* [BRIEF] Look through the records below and copy each line that includes the word "text".

[RECORDS FOR THE TASK — start]

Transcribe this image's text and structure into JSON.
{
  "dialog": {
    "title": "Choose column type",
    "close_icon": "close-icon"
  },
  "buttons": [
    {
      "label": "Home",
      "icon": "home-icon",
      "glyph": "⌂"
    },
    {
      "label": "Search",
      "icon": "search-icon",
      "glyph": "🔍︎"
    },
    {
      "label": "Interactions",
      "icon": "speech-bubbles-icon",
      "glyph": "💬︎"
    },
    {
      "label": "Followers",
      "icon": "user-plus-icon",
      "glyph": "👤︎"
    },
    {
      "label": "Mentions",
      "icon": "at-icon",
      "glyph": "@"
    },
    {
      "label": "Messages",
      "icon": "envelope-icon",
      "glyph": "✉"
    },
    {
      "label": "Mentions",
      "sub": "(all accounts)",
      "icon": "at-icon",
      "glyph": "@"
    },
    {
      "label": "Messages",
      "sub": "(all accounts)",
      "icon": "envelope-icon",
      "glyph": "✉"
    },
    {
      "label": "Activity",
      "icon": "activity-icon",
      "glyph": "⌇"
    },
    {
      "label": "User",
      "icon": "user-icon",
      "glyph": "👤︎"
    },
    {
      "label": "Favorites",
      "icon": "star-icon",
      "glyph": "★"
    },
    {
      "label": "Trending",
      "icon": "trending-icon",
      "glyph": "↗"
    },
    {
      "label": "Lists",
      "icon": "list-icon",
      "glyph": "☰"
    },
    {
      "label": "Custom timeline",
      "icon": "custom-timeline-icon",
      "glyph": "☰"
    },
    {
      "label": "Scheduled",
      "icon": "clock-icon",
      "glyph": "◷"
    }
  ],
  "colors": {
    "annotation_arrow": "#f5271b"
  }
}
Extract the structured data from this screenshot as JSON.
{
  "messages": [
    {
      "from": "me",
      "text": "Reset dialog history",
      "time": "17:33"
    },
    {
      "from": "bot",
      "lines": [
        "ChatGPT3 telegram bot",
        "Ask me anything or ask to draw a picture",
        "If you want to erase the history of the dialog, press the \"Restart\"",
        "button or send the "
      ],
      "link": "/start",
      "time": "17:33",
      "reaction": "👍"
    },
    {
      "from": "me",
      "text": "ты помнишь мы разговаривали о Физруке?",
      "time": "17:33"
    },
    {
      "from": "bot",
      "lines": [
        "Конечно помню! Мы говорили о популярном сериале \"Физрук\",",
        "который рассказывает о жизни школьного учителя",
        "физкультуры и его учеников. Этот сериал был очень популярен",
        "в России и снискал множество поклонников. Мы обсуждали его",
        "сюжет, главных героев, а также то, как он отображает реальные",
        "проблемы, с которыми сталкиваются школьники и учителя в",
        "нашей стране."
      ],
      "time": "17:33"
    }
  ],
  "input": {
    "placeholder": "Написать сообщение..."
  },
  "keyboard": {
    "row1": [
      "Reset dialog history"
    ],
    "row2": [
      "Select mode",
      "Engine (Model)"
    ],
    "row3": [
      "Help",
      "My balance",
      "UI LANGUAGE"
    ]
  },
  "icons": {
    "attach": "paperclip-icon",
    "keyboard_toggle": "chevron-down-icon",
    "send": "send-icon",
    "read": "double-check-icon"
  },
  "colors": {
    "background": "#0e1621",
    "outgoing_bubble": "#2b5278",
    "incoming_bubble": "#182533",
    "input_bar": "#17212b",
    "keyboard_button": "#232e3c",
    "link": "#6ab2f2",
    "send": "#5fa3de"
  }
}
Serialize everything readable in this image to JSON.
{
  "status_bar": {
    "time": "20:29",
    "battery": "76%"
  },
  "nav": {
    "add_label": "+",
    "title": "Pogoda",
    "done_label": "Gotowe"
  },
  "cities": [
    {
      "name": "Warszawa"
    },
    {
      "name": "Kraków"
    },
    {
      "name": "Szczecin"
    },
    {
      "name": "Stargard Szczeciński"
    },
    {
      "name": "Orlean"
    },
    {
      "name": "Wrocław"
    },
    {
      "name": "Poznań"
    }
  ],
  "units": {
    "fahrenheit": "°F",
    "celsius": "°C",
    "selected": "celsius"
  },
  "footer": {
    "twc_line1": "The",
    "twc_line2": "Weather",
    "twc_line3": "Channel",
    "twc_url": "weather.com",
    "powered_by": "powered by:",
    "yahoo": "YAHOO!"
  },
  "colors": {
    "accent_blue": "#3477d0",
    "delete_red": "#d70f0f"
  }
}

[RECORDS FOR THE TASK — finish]

* [SOLVED PROBLEM]
Transcribe this image's text and structure into JSON.
      "text": "Reset dialog history",
      "text": "ты помнишь мы разговаривали о Физруке?",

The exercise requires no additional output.